So is Nathaniel Tenebaum as the powerful rabbi who wants to shut down the play in New York. The talented Tenebaum thrives in the part, beginning with his intelligent discourse on anti-Semitism followed by his evolvement into a raging, pompous narcissist. 

Seattle favorite Julie Briskman portrays the actress Vera. She takes on the elder women of the play and, as always, Briskman infuses her performance with gusto and verve.

Cheyenne Casebier and Andi Alhadeff portray all of the younger women, including the two lesbian lovers. Alhadeff’s characters include the plum part of Rifkele, the teenage daughter smitten with the prostitute. As she explores Rifkele’s burgeoning sexuality, Alhadeff delights with her uninhibited curiosity.

Covering all the young men in the drama, Antoine Yared plays the actor Avram, whose list of characters includes Asch as a young playwright.
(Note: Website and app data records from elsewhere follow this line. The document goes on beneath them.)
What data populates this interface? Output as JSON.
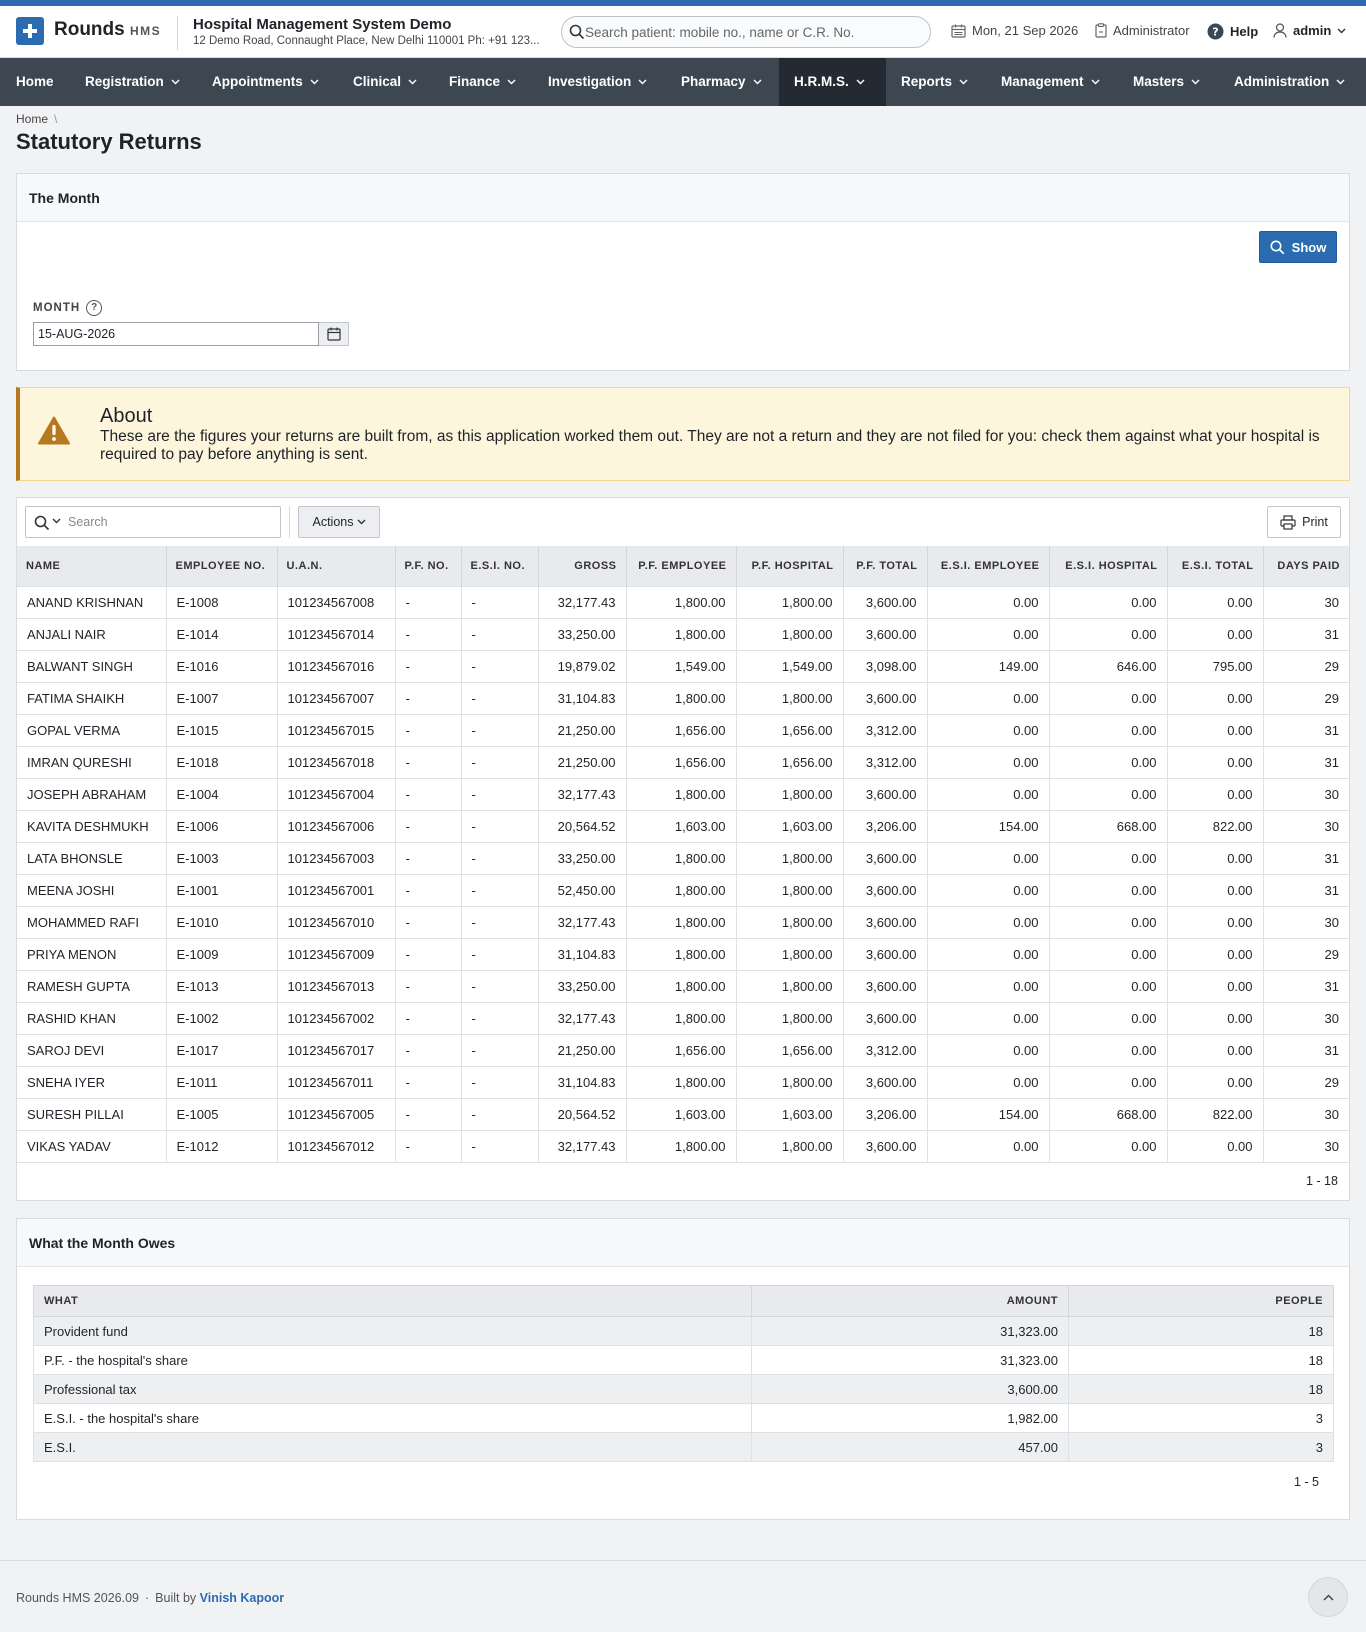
{
  "header": {
    "brand": "Rounds",
    "brand_sub": "HMS",
    "org_name": "Hospital Management System Demo",
    "org_address": "12 Demo Road, Connaught Place, New Delhi 110001 Ph: +91 123...",
    "search_placeholder": "Search patient: mobile no., name or C.R. No.",
    "date": "Mon, 21 Sep 2026",
    "role": "Administrator",
    "help": "Help",
    "user": "admin"
  },
  "nav": [
    {
      "label": "Home",
      "chevron": false
    },
    {
      "label": "Registration",
      "chevron": true
    },
    {
      "label": "Appointments",
      "chevron": true
    },
    {
      "label": "Clinical",
      "chevron": true
    },
    {
      "label": "Finance",
      "chevron": true
    },
    {
      "label": "Investigation",
      "chevron": true
    },
    {
      "label": "Pharmacy",
      "chevron": true
    },
    {
      "label": "H.R.M.S.",
      "chevron": true,
      "active": true
    },
    {
      "label": "Reports",
      "chevron": true
    },
    {
      "label": "Management",
      "chevron": true
    },
    {
      "label": "Masters",
      "chevron": true
    },
    {
      "label": "Administration",
      "chevron": true
    }
  ],
  "breadcrumb": {
    "home": "Home",
    "separator": "\\"
  },
  "page_title": "Statutory Returns",
  "month_panel": {
    "title": "The Month",
    "show_button": "Show",
    "month_label": "MONTH",
    "help_glyph": "?",
    "month_value": "15-AUG-2026"
  },
  "about": {
    "title": "About",
    "text": "These are the figures your returns are built from, as this application worked them out. They are not a return and they are not filed for you: check them against what your hospital is required to pay before anything is sent."
  },
  "report": {
    "search_placeholder": "Search",
    "actions_label": "Actions",
    "print_label": "Print",
    "columns": [
      "NAME",
      "EMPLOYEE NO.",
      "U.A.N.",
      "P.F. NO.",
      "E.S.I. NO.",
      "GROSS",
      "P.F. EMPLOYEE",
      "P.F. HOSPITAL",
      "P.F. TOTAL",
      "E.S.I. EMPLOYEE",
      "E.S.I. HOSPITAL",
      "E.S.I. TOTAL",
      "DAYS PAID"
    ],
    "rows": [
      [
        "ANAND KRISHNAN",
        "E-1008",
        "101234567008",
        "-",
        "-",
        "32,177.43",
        "1,800.00",
        "1,800.00",
        "3,600.00",
        "0.00",
        "0.00",
        "0.00",
        "30"
      ],
      [
        "ANJALI NAIR",
        "E-1014",
        "101234567014",
        "-",
        "-",
        "33,250.00",
        "1,800.00",
        "1,800.00",
        "3,600.00",
        "0.00",
        "0.00",
        "0.00",
        "31"
      ],
      [
        "BALWANT SINGH",
        "E-1016",
        "101234567016",
        "-",
        "-",
        "19,879.02",
        "1,549.00",
        "1,549.00",
        "3,098.00",
        "149.00",
        "646.00",
        "795.00",
        "29"
      ],
      [
        "FATIMA SHAIKH",
        "E-1007",
        "101234567007",
        "-",
        "-",
        "31,104.83",
        "1,800.00",
        "1,800.00",
        "3,600.00",
        "0.00",
        "0.00",
        "0.00",
        "29"
      ],
      [
        "GOPAL VERMA",
        "E-1015",
        "101234567015",
        "-",
        "-",
        "21,250.00",
        "1,656.00",
        "1,656.00",
        "3,312.00",
        "0.00",
        "0.00",
        "0.00",
        "31"
      ],
      [
        "IMRAN QURESHI",
        "E-1018",
        "101234567018",
        "-",
        "-",
        "21,250.00",
        "1,656.00",
        "1,656.00",
        "3,312.00",
        "0.00",
        "0.00",
        "0.00",
        "31"
      ],
      [
        "JOSEPH ABRAHAM",
        "E-1004",
        "101234567004",
        "-",
        "-",
        "32,177.43",
        "1,800.00",
        "1,800.00",
        "3,600.00",
        "0.00",
        "0.00",
        "0.00",
        "30"
      ],
      [
        "KAVITA DESHMUKH",
        "E-1006",
        "101234567006",
        "-",
        "-",
        "20,564.52",
        "1,603.00",
        "1,603.00",
        "3,206.00",
        "154.00",
        "668.00",
        "822.00",
        "30"
      ],
      [
        "LATA BHONSLE",
        "E-1003",
        "101234567003",
        "-",
        "-",
        "33,250.00",
        "1,800.00",
        "1,800.00",
        "3,600.00",
        "0.00",
        "0.00",
        "0.00",
        "31"
      ],
      [
        "MEENA JOSHI",
        "E-1001",
        "101234567001",
        "-",
        "-",
        "52,450.00",
        "1,800.00",
        "1,800.00",
        "3,600.00",
        "0.00",
        "0.00",
        "0.00",
        "31"
      ],
      [
        "MOHAMMED RAFI",
        "E-1010",
        "101234567010",
        "-",
        "-",
        "32,177.43",
        "1,800.00",
        "1,800.00",
        "3,600.00",
        "0.00",
        "0.00",
        "0.00",
        "30"
      ],
      [
        "PRIYA MENON",
        "E-1009",
        "101234567009",
        "-",
        "-",
        "31,104.83",
        "1,800.00",
        "1,800.00",
        "3,600.00",
        "0.00",
        "0.00",
        "0.00",
        "29"
      ],
      [
        "RAMESH GUPTA",
        "E-1013",
        "101234567013",
        "-",
        "-",
        "33,250.00",
        "1,800.00",
        "1,800.00",
        "3,600.00",
        "0.00",
        "0.00",
        "0.00",
        "31"
      ],
      [
        "RASHID KHAN",
        "E-1002",
        "101234567002",
        "-",
        "-",
        "32,177.43",
        "1,800.00",
        "1,800.00",
        "3,600.00",
        "0.00",
        "0.00",
        "0.00",
        "30"
      ],
      [
        "SAROJ DEVI",
        "E-1017",
        "101234567017",
        "-",
        "-",
        "21,250.00",
        "1,656.00",
        "1,656.00",
        "3,312.00",
        "0.00",
        "0.00",
        "0.00",
        "31"
      ],
      [
        "SNEHA IYER",
        "E-1011",
        "101234567011",
        "-",
        "-",
        "31,104.83",
        "1,800.00",
        "1,800.00",
        "3,600.00",
        "0.00",
        "0.00",
        "0.00",
        "29"
      ],
      [
        "SURESH PILLAI",
        "E-1005",
        "101234567005",
        "-",
        "-",
        "20,564.52",
        "1,603.00",
        "1,603.00",
        "3,206.00",
        "154.00",
        "668.00",
        "822.00",
        "30"
      ],
      [
        "VIKAS YADAV",
        "E-1012",
        "101234567012",
        "-",
        "-",
        "32,177.43",
        "1,800.00",
        "1,800.00",
        "3,600.00",
        "0.00",
        "0.00",
        "0.00",
        "30"
      ]
    ],
    "pagination": "1 - 18"
  },
  "owes": {
    "title": "What the Month Owes",
    "columns": [
      "WHAT",
      "AMOUNT",
      "PEOPLE"
    ],
    "rows": [
      [
        "Provident fund",
        "31,323.00",
        "18"
      ],
      [
        "P.F. - the hospital's share",
        "31,323.00",
        "18"
      ],
      [
        "Professional tax",
        "3,600.00",
        "18"
      ],
      [
        "E.S.I. - the hospital's share",
        "1,982.00",
        "3"
      ],
      [
        "E.S.I.",
        "457.00",
        "3"
      ]
    ],
    "pagination": "1 - 5"
  },
  "footer": {
    "version": "Rounds HMS 2026.09",
    "separator": "·",
    "built_by": "Built by",
    "author": "Vinish Kapoor"
  },
  "colors": {
    "accent": "#2b6cb0",
    "navbar": "#3d4752",
    "nav_active": "#232a31",
    "alert_bg": "#fdf5dc",
    "alert_icon": "#b7791f"
  }
}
As Halina, the leading lady of the troupe, Cheyenne Casebier shines. But her pièce de résistance is her portrayal of the prostitute Manke, the object of Rifkele’s affection.

Casebiers every nuance is perfection. With stunning believably, she immerses herself in her role. She is beautiful, but she is so much more. And she shows off her musical chops in a nod to “Cabaret,” evoking the consummate Chanteuse, Marlene Dietrich.  

Their joyful music soaring throughout the theater, three klezmer musicians roam the stage, joining in the song and dance. Kudos to violinist and music director Alexander Sovronsky, clarinetist Kate Olson, and accordionist Jamie Maschler.

Beth Goldenberg’s costume designs reflect the characters and timelines of the action unfolding onstage, while Robert J. Aguilar’s lighting design illuminates L.B. Morse’s sparse set design.

Finally, the scene that so outraged the audience in 1923.

Rifkele and Manke dance in the rain and exchange their first kiss, giving way to a highly provocative embrace. The moment is poetic, its erotic innocence beautifully performed.

This happens during a live onstage downpour. Rain gently falls from the rafters, turning into inviting puddles on the Rep stage. It’s glorious. So much so, I wanted to climb onstage, feel the rain on my face, and dance with abandon.

I didn’t — a decision I may always regret.